╭─ ENTRIES PROVIDED

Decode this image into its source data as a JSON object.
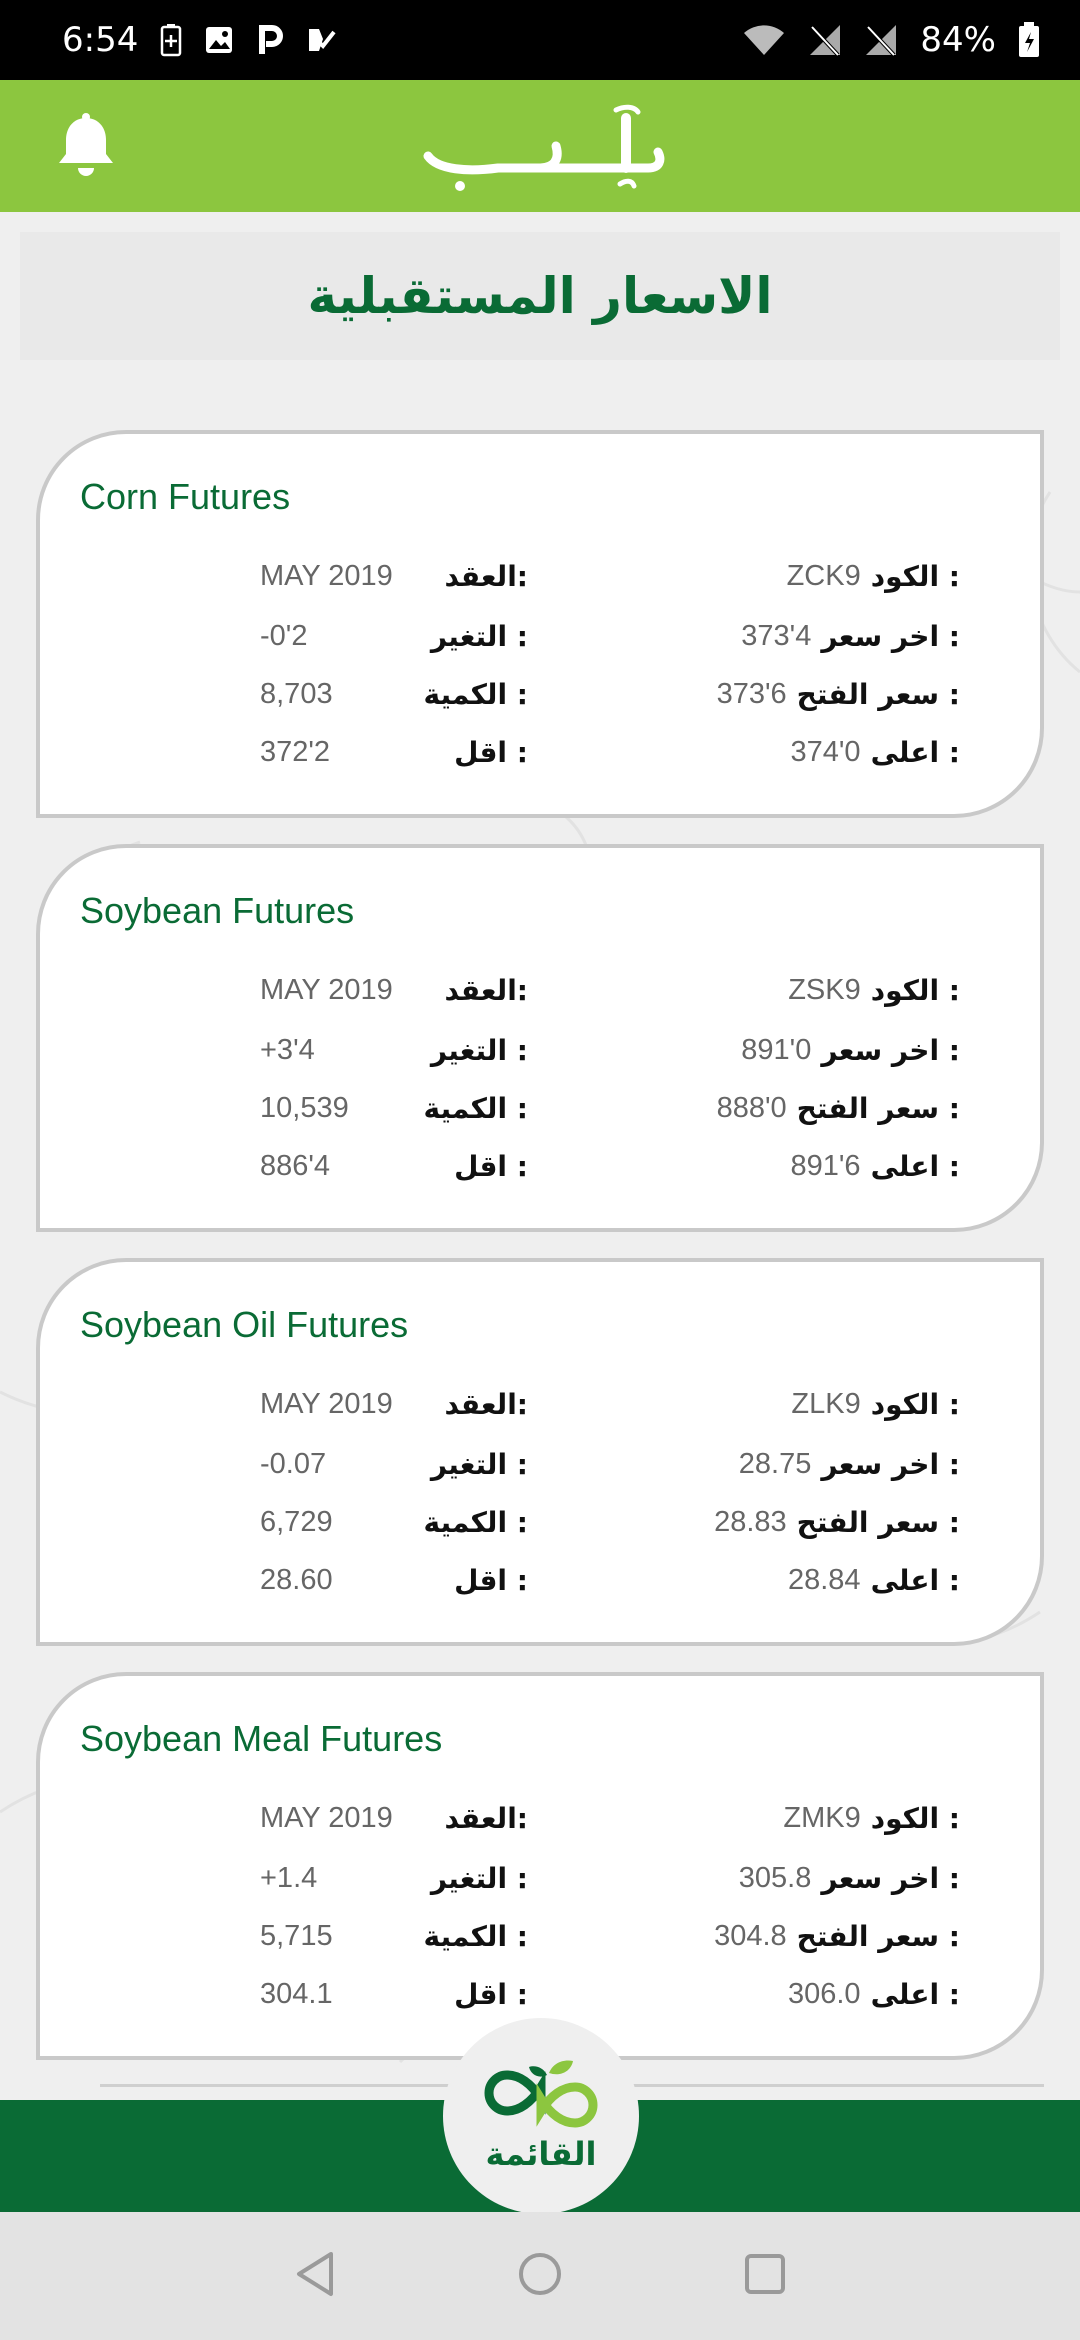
{
  "status_bar": {
    "time": "6:54",
    "battery": "84%"
  },
  "header": {
    "logo_text": "إردب"
  },
  "page": {
    "title": "الاسعار المستقبلية"
  },
  "labels": {
    "code": "الكود :",
    "last_price": "اخر سعر :",
    "open_price": "سعر الفتح :",
    "high": "اعلى :",
    "contract": "العقد:",
    "change": "التغير :",
    "volume": "الكمية :",
    "low": "اقل :"
  },
  "cards": [
    {
      "title": "Corn Futures",
      "code": "ZCK9",
      "last_price": "373'4",
      "open_price": "373'6",
      "high": "374'0",
      "contract": "MAY 2019",
      "change": "-0'2",
      "volume": "8,703",
      "low": "372'2"
    },
    {
      "title": "Soybean Futures",
      "code": "ZSK9",
      "last_price": "891'0",
      "open_price": "888'0",
      "high": "891'6",
      "contract": "MAY 2019",
      "change": "+3'4",
      "volume": "10,539",
      "low": "886'4"
    },
    {
      "title": "Soybean Oil Futures",
      "code": "ZLK9",
      "last_price": "28.75",
      "open_price": "28.83",
      "high": "28.84",
      "contract": "MAY 2019",
      "change": "-0.07",
      "volume": "6,729",
      "low": "28.60"
    },
    {
      "title": "Soybean Meal Futures",
      "code": "ZMK9",
      "last_price": "305.8",
      "open_price": "304.8",
      "high": "306.0",
      "contract": "MAY 2019",
      "change": "+1.4",
      "volume": "5,715",
      "low": "304.1"
    }
  ],
  "bottom_nav": {
    "menu_label": "القائمة"
  },
  "colors": {
    "header_green": "#8cc63f",
    "dark_green": "#0a6b35",
    "background": "#efefef"
  }
}
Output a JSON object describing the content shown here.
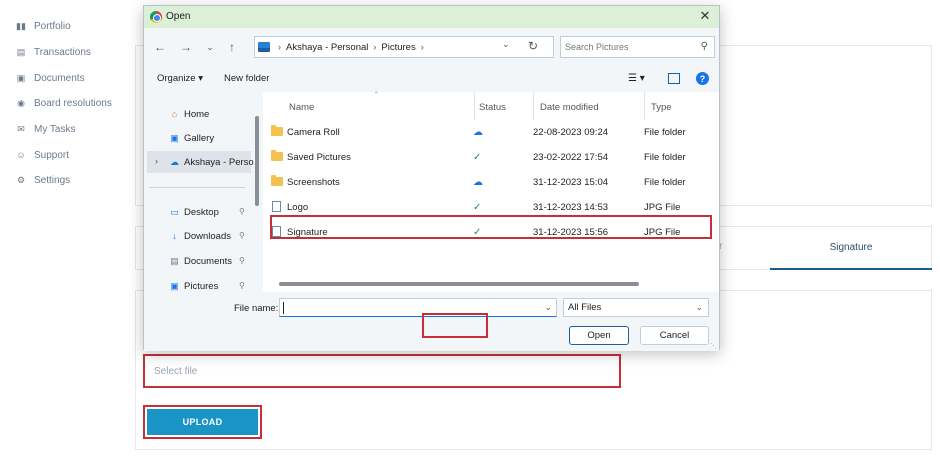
{
  "sidebar": {
    "items": [
      {
        "label": "Portfolio",
        "icon": "portfolio-icon"
      },
      {
        "label": "Transactions",
        "icon": "clipboard-icon"
      },
      {
        "label": "Documents",
        "icon": "document-icon"
      },
      {
        "label": "Board resolutions",
        "icon": "gavel-icon"
      },
      {
        "label": "My Tasks",
        "icon": "envelope-icon"
      },
      {
        "label": "Support",
        "icon": "support-icon"
      },
      {
        "label": "Settings",
        "icon": "gear-icon"
      }
    ]
  },
  "main": {
    "tab_fragment": "r",
    "tab_signature": "Signature",
    "select_file_placeholder": "Select file",
    "upload_label": "UPLOAD"
  },
  "dialog": {
    "title": "Open",
    "breadcrumb": [
      "Akshaya - Personal",
      "Pictures"
    ],
    "search_placeholder": "Search Pictures",
    "toolbar": {
      "organize": "Organize",
      "new_folder": "New folder"
    },
    "nav_pane": [
      {
        "label": "Home",
        "icon": "home-icon"
      },
      {
        "label": "Gallery",
        "icon": "gallery-icon"
      },
      {
        "label": "Akshaya - Perso",
        "icon": "cloud-icon"
      },
      {
        "label": "Desktop",
        "icon": "desktop-icon"
      },
      {
        "label": "Downloads",
        "icon": "download-icon"
      },
      {
        "label": "Documents",
        "icon": "document-icon"
      },
      {
        "label": "Pictures",
        "icon": "pictures-icon"
      }
    ],
    "columns": {
      "name": "Name",
      "status": "Status",
      "date": "Date modified",
      "type": "Type"
    },
    "files": [
      {
        "name": "Camera Roll",
        "kind": "folder",
        "status": "cloud",
        "date": "22-08-2023 09:24",
        "type": "File folder"
      },
      {
        "name": "Saved Pictures",
        "kind": "folder",
        "status": "synced",
        "date": "23-02-2022 17:54",
        "type": "File folder"
      },
      {
        "name": "Screenshots",
        "kind": "folder",
        "status": "cloud",
        "date": "31-12-2023 15:04",
        "type": "File folder"
      },
      {
        "name": "Logo",
        "kind": "jpg",
        "status": "synced",
        "date": "31-12-2023 14:53",
        "type": "JPG File"
      },
      {
        "name": "Signature",
        "kind": "jpg",
        "status": "synced",
        "date": "31-12-2023 15:56",
        "type": "JPG File"
      }
    ],
    "file_name_label": "File name:",
    "file_name_value": "",
    "filter": "All Files",
    "open_label": "Open",
    "cancel_label": "Cancel"
  },
  "colors": {
    "highlight": "#c62f3a",
    "upload": "#1a94c4",
    "titlebar": "#dcf0d7"
  }
}
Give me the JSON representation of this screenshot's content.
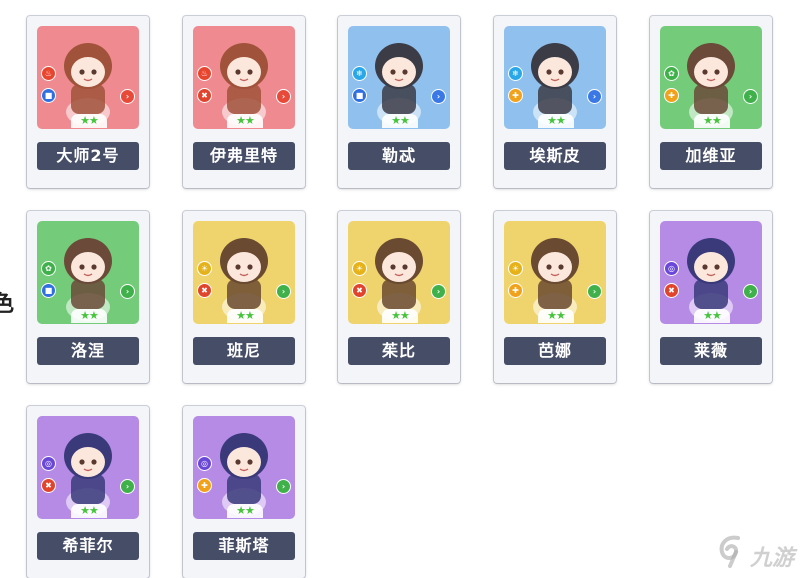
{
  "edge_text": "色",
  "characters": [
    {
      "name": "大师2号",
      "bg": "red",
      "element": "fire",
      "role": "shield",
      "stars": 2
    },
    {
      "name": "伊弗里特",
      "bg": "red",
      "element": "fire",
      "role": "wrench",
      "stars": 2
    },
    {
      "name": "勒忒",
      "bg": "blue",
      "element": "ice",
      "role": "shield",
      "stars": 2
    },
    {
      "name": "埃斯皮",
      "bg": "blue",
      "element": "ice",
      "role": "cross",
      "stars": 2
    },
    {
      "name": "加维亚",
      "bg": "green",
      "element": "nature",
      "role": "cross",
      "stars": 2
    },
    {
      "name": "洛涅",
      "bg": "green",
      "element": "nature",
      "role": "shield",
      "stars": 2
    },
    {
      "name": "班尼",
      "bg": "yellow",
      "element": "sun",
      "role": "wrench",
      "stars": 2
    },
    {
      "name": "茱比",
      "bg": "yellow",
      "element": "sun",
      "role": "wrench",
      "stars": 2
    },
    {
      "name": "芭娜",
      "bg": "yellow",
      "element": "sun",
      "role": "cross",
      "stars": 2
    },
    {
      "name": "莱薇",
      "bg": "purple",
      "element": "void",
      "role": "wrench",
      "stars": 2
    },
    {
      "name": "希菲尔",
      "bg": "purple",
      "element": "void",
      "role": "wrench",
      "stars": 2
    },
    {
      "name": "菲斯塔",
      "bg": "purple",
      "element": "void",
      "role": "cross",
      "stars": 2
    }
  ],
  "watermark": "九游",
  "colors": {
    "fire": "#e8452f",
    "ice": "#29a7e8",
    "nature": "#3fb04a",
    "sun": "#e5b21a",
    "void": "#6a47d8",
    "shield": "#2f6fe0",
    "wrench": "#e0442c",
    "cross": "#f2a21a",
    "arrow_red": "#e84a3a",
    "arrow_blue": "#3a78e6",
    "arrow_green": "#3fb04a",
    "plate": "#464d66",
    "star": "#46c43c"
  }
}
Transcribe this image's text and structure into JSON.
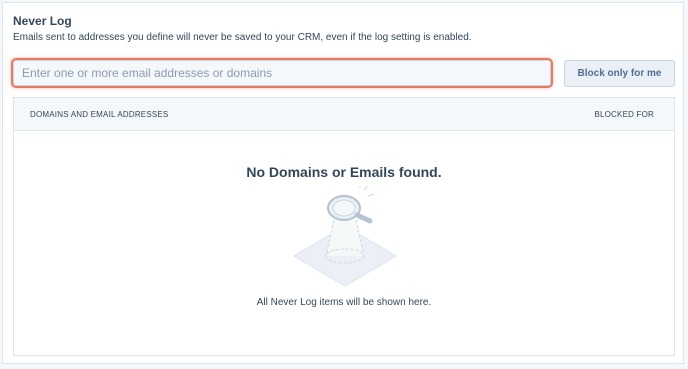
{
  "section": {
    "title": "Never Log",
    "description": "Emails sent to addresses you define will never be saved to your CRM, even if the log setting is enabled."
  },
  "email_input": {
    "placeholder": "Enter one or more email addresses or domains",
    "value": ""
  },
  "block_button": {
    "label": "Block only for me"
  },
  "table": {
    "columns": [
      "DOMAINS AND EMAIL ADDRESSES",
      "BLOCKED FOR"
    ],
    "empty_title": "No Domains or Emails found.",
    "empty_note": "All Never Log items will be shown here.",
    "empty_illustration_icon": "magnifying-glass-spotlight-icon"
  },
  "colors": {
    "focus_ring": "#e87a5f",
    "text": "#33475b",
    "button_bg": "#eaf0f6",
    "border": "#dfe3eb"
  }
}
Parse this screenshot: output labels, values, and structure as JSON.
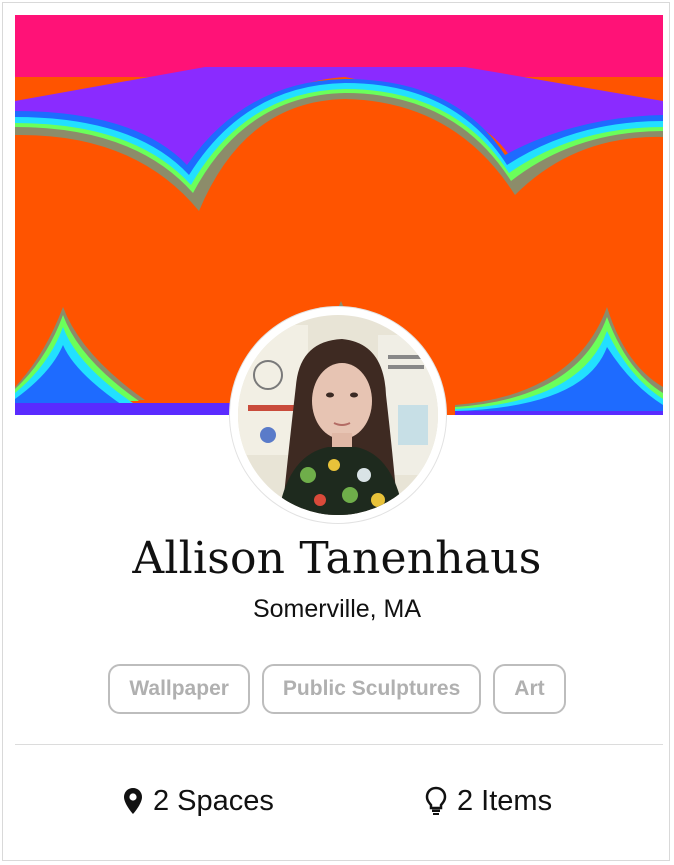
{
  "profile": {
    "name": "Allison Tanenhaus",
    "location": "Somerville, MA"
  },
  "tags": [
    "Wallpaper",
    "Public Sculptures",
    "Art"
  ],
  "stats": {
    "spaces": {
      "icon": "map-pin-icon",
      "label": "2 Spaces"
    },
    "items": {
      "icon": "lightbulb-icon",
      "label": "2 Items"
    }
  },
  "colors": {
    "cover_top": "#ff1277",
    "cover_main": "#ff5400",
    "tag_border": "#bdbdbd",
    "tag_text": "#b0b0b0"
  }
}
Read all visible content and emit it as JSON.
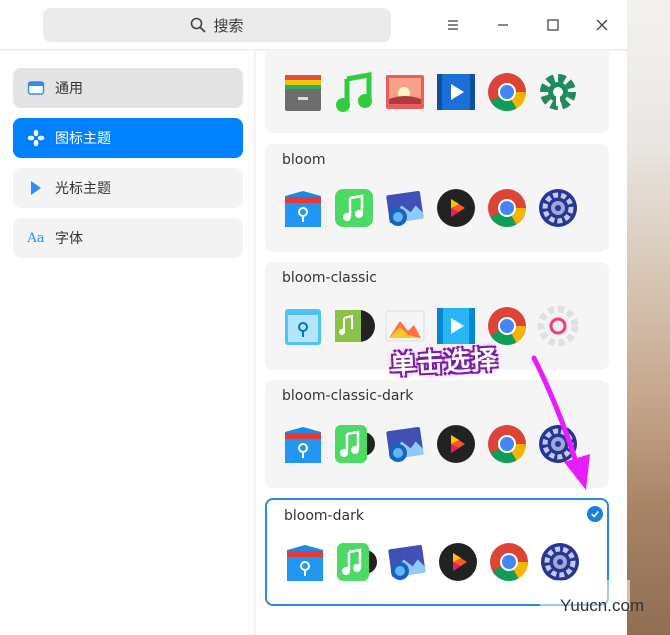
{
  "search": {
    "label": "搜索"
  },
  "sidebar": {
    "items": [
      {
        "label": "通用"
      },
      {
        "label": "图标主题"
      },
      {
        "label": "光标主题"
      },
      {
        "label": "字体"
      }
    ]
  },
  "themes": [
    {
      "name": "",
      "icons": [
        "file-manager-icon",
        "music-icon",
        "photos-icon",
        "video-icon",
        "chrome-icon",
        "settings-gear-icon"
      ]
    },
    {
      "name": "bloom",
      "icons": [
        "file-manager-icon",
        "music-icon",
        "photos-icon",
        "player-icon",
        "chrome-icon",
        "settings-icon"
      ]
    },
    {
      "name": "bloom-classic",
      "icons": [
        "file-manager-icon",
        "music-icon",
        "photos-icon",
        "video-icon",
        "chrome-icon",
        "settings-icon"
      ]
    },
    {
      "name": "bloom-classic-dark",
      "icons": [
        "file-manager-icon",
        "music-icon",
        "photos-icon",
        "player-icon",
        "chrome-icon",
        "settings-icon"
      ]
    },
    {
      "name": "bloom-dark",
      "icons": [
        "file-manager-icon",
        "music-icon",
        "photos-icon",
        "player-icon",
        "chrome-icon",
        "settings-icon"
      ]
    }
  ],
  "annotation": {
    "text": "单击选择"
  },
  "watermark": {
    "text": "Yuucn.com"
  },
  "colors": {
    "accent": "#0081ff",
    "annotation": "#e81cff"
  }
}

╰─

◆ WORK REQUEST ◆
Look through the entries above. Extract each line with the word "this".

◆ REPLY ◆
Decode this image into its source data as a JSON object.
Give me the JSON representation of this screenshot's content.
Transcribe this image's text and structure into JSON.
Parse this screenshot: output labels, values, and structure as JSON.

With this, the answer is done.